Date of Graduation

Spring 5-19-2017

Document Access

Project/Capstone - Global access

Degree Name

Master of Public Health (MPH)


School of Nursing and Health Professions


Leo T. McCarthy Center for Public Service and the Common Good

First Advisor

Erin Grinshteyn, PhD

Second Advisor

Karin Cotterman, Director, Engage San Francisco Initiative


In a city where housing is scarce and prices continue to rise, the lower income residents of the Western Addition are in panic. Historically, the Western Addition/Fillmore is ground zero for Urban Renewal. This community is still bouncing back from the negative effects of the out migration of Black residents, Japanese internment, and rapid gentrification. For twenty years, this part of the city was known as Harlem of the West due to its world-renowned Jazz and Blues composers, and is informally known as “Tha ‘Mo”. San Francisco has set the tone nationally for public, mixed income, and private housing that is known today. Literature reviews have highlighted the links between poor health outcomes, onsite services, and housing models in major cities like San Francisco, Chicago, New York, and Boston. This paper will explore my VISTA position with the Engage San Francisco initiative, housed out of the University of San Francisco’s McCarthy Center, and the Success Center San Francisco in their career services office, located in the heart of the Western Addition-Fillmore District. I will pose questions, highlight barriers to access and providing services, offer some solutions through community identified needs, but most importantly increase thoughts and conversation on what community service providers, nurses, public health workers, and city officials can do to expand the use of existing services.
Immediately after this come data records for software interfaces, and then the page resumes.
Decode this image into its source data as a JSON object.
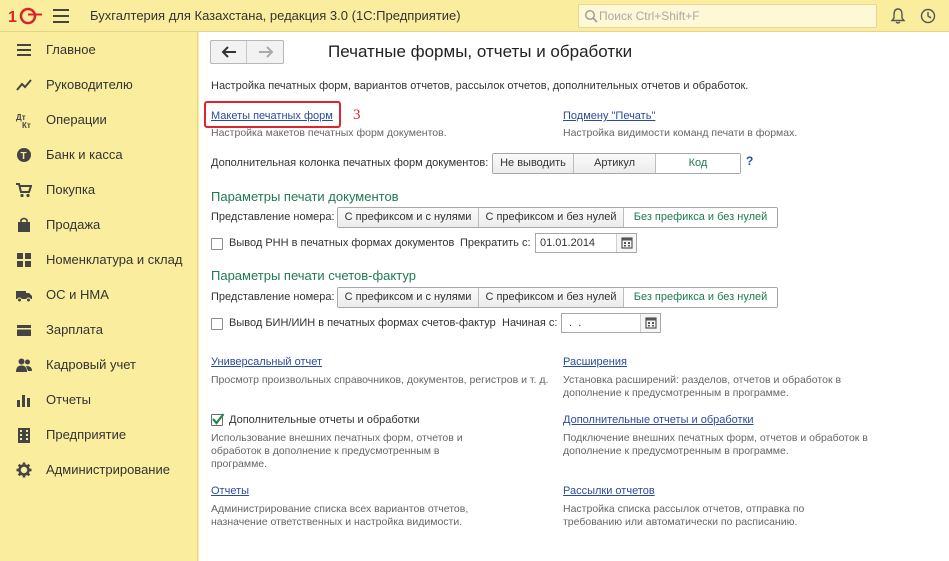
{
  "app": {
    "title": "Бухгалтерия для Казахстана, редакция 3.0  (1С:Предприятие)",
    "search_placeholder": "Поиск Ctrl+Shift+F"
  },
  "sidebar": {
    "items": [
      {
        "label": "Главное",
        "icon": "menu-lines-icon"
      },
      {
        "label": "Руководителю",
        "icon": "trend-chart-icon"
      },
      {
        "label": "Операции",
        "icon": "dt-kt-icon"
      },
      {
        "label": "Банк и касса",
        "icon": "coin-icon"
      },
      {
        "label": "Покупка",
        "icon": "cart-icon"
      },
      {
        "label": "Продажа",
        "icon": "bag-icon"
      },
      {
        "label": "Номенклатура и склад",
        "icon": "grid-icon"
      },
      {
        "label": "ОС и НМА",
        "icon": "truck-icon"
      },
      {
        "label": "Зарплата",
        "icon": "wallet-icon"
      },
      {
        "label": "Кадровый учет",
        "icon": "people-icon"
      },
      {
        "label": "Отчеты",
        "icon": "bar-chart-icon"
      },
      {
        "label": "Предприятие",
        "icon": "building-icon"
      },
      {
        "label": "Администрирование",
        "icon": "gear-icon"
      }
    ]
  },
  "main": {
    "title": "Печатные формы, отчеты и обработки",
    "description": "Настройка печатных форм, вариантов отчетов, рассылок отчетов, дополнительных отчетов и обработок.",
    "annotation": "3",
    "print_layouts": {
      "link": "Макеты печатных форм",
      "note": "Настройка макетов печатных форм документов."
    },
    "print_replace": {
      "link": "Подмену \"Печать\"",
      "note": "Настройка видимости команд печати в формах."
    },
    "extra_column": {
      "label": "Дополнительная колонка печатных форм документов:",
      "options": [
        "Не выводить",
        "Артикул",
        "Код"
      ],
      "selected": 2,
      "help": "?"
    },
    "doc_print": {
      "section": "Параметры печати документов",
      "number_label": "Представление номера:",
      "number_options": [
        "С префиксом и с нулями",
        "С префиксом и без нулей",
        "Без префикса и без нулей"
      ],
      "number_selected": 2,
      "rnn_checkbox": "Вывод РНН в печатных формах документов",
      "rnn_checked": false,
      "stop_label": "Прекратить с:",
      "stop_date": "01.01.2014"
    },
    "invoice_print": {
      "section": "Параметры печати счетов-фактур",
      "number_label": "Представление номера:",
      "number_options": [
        "С префиксом и с нулями",
        "С префиксом и без нулей",
        "Без префикса и без нулей"
      ],
      "number_selected": 2,
      "bin_checkbox": "Вывод БИН/ИИН в печатных формах счетов-фактур",
      "bin_checked": false,
      "start_label": "Начиная с:",
      "start_date": " .  ."
    },
    "universal_report": {
      "link": "Универсальный отчет",
      "note": "Просмотр произвольных справочников, документов, регистров и т. д."
    },
    "extensions": {
      "link": "Расширения",
      "note": "Установка расширений: разделов, отчетов и обработок в дополнение к предусмотренным в программе."
    },
    "addl_reports_check": {
      "label": "Дополнительные отчеты и обработки",
      "checked": true,
      "note": "Использование внешних печатных форм, отчетов и обработок в дополнение к предусмотренным в программе."
    },
    "addl_reports_link": {
      "link": "Дополнительные отчеты и обработки",
      "note": "Подключение внешних печатных форм, отчетов и обработок в дополнение к предусмотренным в программе."
    },
    "reports": {
      "link": "Отчеты",
      "note": "Администрирование списка всех вариантов отчетов, назначение ответственных и настройка видимости."
    },
    "mailings": {
      "link": "Рассылки отчетов",
      "note": "Настройка списка рассылок отчетов, отправка по требованию или автоматически по расписанию."
    }
  },
  "colors": {
    "accent_yellow": "#fbed9e",
    "section_green": "#1f7a52",
    "link_blue": "#2a4ba0",
    "annotation_red": "#e0242a"
  }
}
As services providers and future health practitioners, how can we ensure that target populations have a means of accessing services while in crisis such as finding stable, affordable homes? How can we prevent an oversaturation of services as a solution to community problems? How do we work with communities where Maslow's hierarchy of needs are severely compromised? How can we create consistent housing models for public and mixed income tenants on a national scale, that will support onsite service providers and encourage positive health outcomes in residents?